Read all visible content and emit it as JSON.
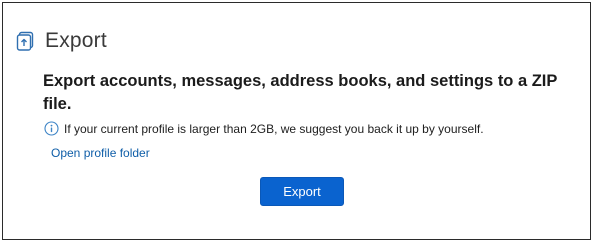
{
  "header": {
    "icon": "export-icon",
    "title": "Export"
  },
  "main": {
    "headline": "Export accounts, messages, address books, and settings to a ZIP file.",
    "info": {
      "icon": "info-icon",
      "text": "If your current profile is larger than 2GB, we suggest you back it up by yourself."
    },
    "link_label": "Open profile folder",
    "export_button_label": "Export"
  },
  "colors": {
    "accent": "#0a63cf",
    "link": "#0f5ea8",
    "info_icon": "#3d84c6"
  }
}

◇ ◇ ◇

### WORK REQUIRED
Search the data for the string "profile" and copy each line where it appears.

### SOLUTION
      "text": "If your current profile is larger than 2GB, we suggest you back it up by yourself."
    "link_label": "Open profile folder",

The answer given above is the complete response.